What is needed
Run through the records and show each line that includes the string "JSON".
****************
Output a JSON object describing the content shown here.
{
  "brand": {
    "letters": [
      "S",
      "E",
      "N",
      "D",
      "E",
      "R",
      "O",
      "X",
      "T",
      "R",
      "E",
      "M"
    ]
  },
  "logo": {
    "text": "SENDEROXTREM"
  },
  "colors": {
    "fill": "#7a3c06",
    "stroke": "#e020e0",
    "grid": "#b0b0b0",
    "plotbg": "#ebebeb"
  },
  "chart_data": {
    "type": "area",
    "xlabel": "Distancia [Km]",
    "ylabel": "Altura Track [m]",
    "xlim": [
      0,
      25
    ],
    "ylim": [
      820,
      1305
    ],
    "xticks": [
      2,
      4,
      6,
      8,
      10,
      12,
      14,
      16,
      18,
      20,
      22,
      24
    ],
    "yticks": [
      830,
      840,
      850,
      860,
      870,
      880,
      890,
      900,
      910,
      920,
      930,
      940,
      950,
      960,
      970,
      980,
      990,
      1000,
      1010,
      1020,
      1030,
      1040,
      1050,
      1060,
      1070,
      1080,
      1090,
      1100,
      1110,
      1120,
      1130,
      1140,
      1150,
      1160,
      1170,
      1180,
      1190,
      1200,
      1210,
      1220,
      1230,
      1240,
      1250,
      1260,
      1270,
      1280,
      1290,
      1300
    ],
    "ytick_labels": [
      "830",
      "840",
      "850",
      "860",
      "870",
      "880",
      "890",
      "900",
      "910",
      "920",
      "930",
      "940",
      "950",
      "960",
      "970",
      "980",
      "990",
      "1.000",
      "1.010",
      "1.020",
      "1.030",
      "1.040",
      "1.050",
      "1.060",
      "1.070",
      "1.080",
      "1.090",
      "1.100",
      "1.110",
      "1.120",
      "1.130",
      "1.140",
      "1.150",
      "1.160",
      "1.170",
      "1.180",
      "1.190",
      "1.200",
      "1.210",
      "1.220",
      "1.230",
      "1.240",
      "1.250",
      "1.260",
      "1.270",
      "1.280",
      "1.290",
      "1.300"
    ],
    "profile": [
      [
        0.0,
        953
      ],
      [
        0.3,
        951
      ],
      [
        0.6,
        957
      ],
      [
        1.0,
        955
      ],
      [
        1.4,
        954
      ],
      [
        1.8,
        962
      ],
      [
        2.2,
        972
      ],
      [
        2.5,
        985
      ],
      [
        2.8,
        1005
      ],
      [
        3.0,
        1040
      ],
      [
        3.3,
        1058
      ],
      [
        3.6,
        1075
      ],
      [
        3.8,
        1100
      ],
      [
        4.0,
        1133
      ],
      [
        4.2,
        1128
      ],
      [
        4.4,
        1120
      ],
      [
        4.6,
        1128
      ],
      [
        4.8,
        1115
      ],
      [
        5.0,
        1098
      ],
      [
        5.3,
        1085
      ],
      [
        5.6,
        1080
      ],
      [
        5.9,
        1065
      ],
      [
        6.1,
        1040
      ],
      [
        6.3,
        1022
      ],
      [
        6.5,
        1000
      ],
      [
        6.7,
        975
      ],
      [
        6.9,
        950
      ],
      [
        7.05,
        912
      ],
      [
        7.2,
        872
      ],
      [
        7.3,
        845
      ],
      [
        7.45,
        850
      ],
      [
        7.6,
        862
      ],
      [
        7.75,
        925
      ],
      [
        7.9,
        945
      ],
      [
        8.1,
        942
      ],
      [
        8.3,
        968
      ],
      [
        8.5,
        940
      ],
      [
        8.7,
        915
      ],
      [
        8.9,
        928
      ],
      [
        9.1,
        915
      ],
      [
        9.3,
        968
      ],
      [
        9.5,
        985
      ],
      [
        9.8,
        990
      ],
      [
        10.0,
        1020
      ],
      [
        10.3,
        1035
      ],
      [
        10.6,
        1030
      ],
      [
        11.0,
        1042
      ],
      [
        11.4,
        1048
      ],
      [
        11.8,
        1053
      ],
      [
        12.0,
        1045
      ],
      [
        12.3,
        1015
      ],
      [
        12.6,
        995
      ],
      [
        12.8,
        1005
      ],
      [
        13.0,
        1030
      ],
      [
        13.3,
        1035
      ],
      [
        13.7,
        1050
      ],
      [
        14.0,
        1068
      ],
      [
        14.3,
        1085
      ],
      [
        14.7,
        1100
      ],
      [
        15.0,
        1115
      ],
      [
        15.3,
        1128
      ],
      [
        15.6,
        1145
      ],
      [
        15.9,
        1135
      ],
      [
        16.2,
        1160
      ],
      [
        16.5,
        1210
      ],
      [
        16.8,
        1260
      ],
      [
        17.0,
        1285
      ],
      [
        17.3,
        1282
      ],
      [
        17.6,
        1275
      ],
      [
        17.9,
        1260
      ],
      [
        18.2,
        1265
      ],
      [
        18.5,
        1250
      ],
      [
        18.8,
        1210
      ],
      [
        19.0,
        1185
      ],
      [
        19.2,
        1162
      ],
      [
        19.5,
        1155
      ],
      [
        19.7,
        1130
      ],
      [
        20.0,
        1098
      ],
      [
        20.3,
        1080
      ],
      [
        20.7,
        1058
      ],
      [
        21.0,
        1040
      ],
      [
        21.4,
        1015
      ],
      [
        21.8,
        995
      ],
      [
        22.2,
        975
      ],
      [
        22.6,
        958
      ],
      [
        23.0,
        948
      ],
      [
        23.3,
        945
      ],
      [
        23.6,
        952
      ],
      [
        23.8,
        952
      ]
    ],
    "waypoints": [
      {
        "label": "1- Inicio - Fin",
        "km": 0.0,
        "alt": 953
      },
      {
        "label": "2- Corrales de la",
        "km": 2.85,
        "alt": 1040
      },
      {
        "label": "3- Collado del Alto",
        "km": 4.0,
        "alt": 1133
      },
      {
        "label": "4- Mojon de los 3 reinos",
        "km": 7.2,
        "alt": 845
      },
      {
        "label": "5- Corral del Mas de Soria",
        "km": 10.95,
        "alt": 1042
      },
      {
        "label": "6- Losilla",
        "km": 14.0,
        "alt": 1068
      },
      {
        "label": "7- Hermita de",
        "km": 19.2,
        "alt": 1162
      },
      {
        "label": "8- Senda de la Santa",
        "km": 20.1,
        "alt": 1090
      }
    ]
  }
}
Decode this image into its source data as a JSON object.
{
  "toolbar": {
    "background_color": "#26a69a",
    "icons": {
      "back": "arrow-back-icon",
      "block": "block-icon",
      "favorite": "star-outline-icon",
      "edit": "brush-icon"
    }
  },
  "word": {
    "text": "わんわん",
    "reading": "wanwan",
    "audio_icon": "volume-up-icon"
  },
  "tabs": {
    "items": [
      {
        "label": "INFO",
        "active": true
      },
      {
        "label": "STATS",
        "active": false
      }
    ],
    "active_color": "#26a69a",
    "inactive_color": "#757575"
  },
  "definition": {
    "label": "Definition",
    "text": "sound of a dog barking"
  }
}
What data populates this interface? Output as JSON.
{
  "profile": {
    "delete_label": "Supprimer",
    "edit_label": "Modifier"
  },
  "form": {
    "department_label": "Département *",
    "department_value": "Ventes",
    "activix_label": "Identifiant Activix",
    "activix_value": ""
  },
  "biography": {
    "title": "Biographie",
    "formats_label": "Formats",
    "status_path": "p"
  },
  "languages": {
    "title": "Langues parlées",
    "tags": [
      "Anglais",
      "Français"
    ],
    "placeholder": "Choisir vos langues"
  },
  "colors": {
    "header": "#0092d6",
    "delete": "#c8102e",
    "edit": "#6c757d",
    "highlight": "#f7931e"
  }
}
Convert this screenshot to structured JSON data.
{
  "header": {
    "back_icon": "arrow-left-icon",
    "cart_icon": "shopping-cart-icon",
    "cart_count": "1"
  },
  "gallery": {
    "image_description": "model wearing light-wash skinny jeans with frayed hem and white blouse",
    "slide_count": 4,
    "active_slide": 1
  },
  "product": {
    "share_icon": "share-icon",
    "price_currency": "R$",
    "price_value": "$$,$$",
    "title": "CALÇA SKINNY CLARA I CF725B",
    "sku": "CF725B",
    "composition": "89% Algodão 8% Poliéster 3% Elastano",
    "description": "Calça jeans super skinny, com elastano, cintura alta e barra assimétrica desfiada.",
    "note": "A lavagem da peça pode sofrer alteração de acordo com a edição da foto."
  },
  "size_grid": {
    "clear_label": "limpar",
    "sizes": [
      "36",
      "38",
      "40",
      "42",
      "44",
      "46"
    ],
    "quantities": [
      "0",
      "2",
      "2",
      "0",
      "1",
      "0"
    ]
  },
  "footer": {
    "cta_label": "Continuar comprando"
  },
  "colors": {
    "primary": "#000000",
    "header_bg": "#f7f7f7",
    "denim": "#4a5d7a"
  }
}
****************
Task result
Output a JSON object describing the content shown here.
Decode this image into its source data as a JSON object.
What data populates this interface? Output as JSON.
Convert this screenshot to structured JSON data.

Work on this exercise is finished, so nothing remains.